Spanish – bash two stones together energetically
Catalan – try to speak with a bee, chicken and grasshopper in you mouth; bash two stones together at the same time
Italian – bash two stones together energetically, but with rhythm
Galician Spanish – bash two stones together like Italian, but with softer and slower rhythm
South American/Andalusian/Canaries Spanish – bash two stones together covered with lots of talcum powder; with each “crack” the sound disintegrates into a soft breathing
Portugal Portuguese – make buzzing noises with a wide open mouth, and with a rhythm like Galician Spanish
Brasilian Portuguese – make buzzing sounds with a wide open mouth, as if you have a party popping in your mouth
German – make noises but with no facial movement and a minimum of lip movement
South-East England English (mine) – lose control of lips and tongue, and just “flap” them
Posh English – Purse lips together, but with less buzzing sounds than French
American English – open mouth wide with each syllable, like you’re chewing gum
I hope that helps. 😉
(Nature Connected Activities in Tarragona)

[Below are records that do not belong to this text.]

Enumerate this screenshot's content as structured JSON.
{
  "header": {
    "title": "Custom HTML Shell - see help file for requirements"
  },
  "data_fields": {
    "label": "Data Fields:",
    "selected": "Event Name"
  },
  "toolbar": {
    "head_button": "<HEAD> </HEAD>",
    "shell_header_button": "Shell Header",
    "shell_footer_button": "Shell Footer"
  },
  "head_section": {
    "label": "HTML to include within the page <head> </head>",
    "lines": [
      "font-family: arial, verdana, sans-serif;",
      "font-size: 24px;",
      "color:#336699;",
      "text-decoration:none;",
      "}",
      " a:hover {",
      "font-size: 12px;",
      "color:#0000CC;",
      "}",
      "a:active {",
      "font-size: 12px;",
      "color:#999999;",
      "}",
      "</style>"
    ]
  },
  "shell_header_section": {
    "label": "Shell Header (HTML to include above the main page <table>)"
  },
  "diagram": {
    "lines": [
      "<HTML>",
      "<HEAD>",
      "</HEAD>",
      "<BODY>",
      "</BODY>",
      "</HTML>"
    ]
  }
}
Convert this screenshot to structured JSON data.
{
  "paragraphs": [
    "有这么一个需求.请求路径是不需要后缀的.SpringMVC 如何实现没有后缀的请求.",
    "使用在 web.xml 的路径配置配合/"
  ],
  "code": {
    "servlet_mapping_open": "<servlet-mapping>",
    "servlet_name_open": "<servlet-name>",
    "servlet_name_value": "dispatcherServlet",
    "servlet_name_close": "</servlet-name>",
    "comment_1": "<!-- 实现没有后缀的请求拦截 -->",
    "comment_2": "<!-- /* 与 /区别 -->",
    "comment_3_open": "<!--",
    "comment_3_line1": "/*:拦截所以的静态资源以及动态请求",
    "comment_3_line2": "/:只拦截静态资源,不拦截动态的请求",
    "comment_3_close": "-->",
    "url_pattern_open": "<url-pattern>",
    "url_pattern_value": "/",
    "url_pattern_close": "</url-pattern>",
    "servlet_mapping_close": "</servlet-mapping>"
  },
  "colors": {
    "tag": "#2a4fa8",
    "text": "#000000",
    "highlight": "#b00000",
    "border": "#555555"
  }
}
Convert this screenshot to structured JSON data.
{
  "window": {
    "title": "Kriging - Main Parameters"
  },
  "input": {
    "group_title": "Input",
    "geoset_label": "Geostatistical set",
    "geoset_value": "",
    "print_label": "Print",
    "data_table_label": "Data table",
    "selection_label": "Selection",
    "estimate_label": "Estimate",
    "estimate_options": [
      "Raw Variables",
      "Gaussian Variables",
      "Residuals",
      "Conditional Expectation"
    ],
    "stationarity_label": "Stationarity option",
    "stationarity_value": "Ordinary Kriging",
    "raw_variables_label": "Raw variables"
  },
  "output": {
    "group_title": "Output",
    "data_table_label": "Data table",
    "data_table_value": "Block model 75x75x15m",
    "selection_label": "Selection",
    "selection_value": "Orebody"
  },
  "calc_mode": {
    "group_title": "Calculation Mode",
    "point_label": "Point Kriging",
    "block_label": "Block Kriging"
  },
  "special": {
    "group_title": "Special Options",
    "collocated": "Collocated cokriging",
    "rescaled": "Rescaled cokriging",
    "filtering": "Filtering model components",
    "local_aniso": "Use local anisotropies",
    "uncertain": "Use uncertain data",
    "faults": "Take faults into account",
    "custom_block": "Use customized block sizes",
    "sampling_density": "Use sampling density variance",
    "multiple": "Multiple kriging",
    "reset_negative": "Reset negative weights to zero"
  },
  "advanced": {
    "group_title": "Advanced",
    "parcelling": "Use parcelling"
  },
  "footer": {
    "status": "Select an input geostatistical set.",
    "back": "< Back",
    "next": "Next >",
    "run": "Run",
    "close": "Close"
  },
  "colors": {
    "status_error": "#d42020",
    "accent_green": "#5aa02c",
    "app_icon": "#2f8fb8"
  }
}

Last month we walked along Playa Larga near Tarragona and had several nationalities: a Dutch couple, a Portuguese, a Greek, several Spaniards, a Venezuelan, a Scotsman, an Englishman (yours truly) and a Swiss woman (Mika) – it sounds like the beginning of a complex bar joke (but it wasn’t, lol). It was a beautiful place with forest right next to the sea. This month we go to the Febró ravine; I’ll tell you about that.
Recently we had our first NCAT English meet up. We were asked recently if we had outings specifically for speaking English, so we obliged and created a new branch of NCAT. This group is more for people that want to practice their English in an informal setting. We do have a few exercises to learn some basics, but just something simple whilst we walk. There’s plenty of extranjeros (foreigners, like me) that want to learn Spanish, so why not an NCAT Spanish?
We also have NCAT Eco-Art; the first workshop will be the end of this month. Here we use natural materials to create works of art (mandalas, “touchscapes”, etc.), but working with ecopsychological principles by becoming aware of the natural world around us with senses little used!
Here are the links for each group:
NCAT – for excursions and activities out in nature.
NCAT English – excursions in nature, learning and practicing English.
NCAT Ecoart – artistic activities in nature, combining natural materials with ecopsychological principles.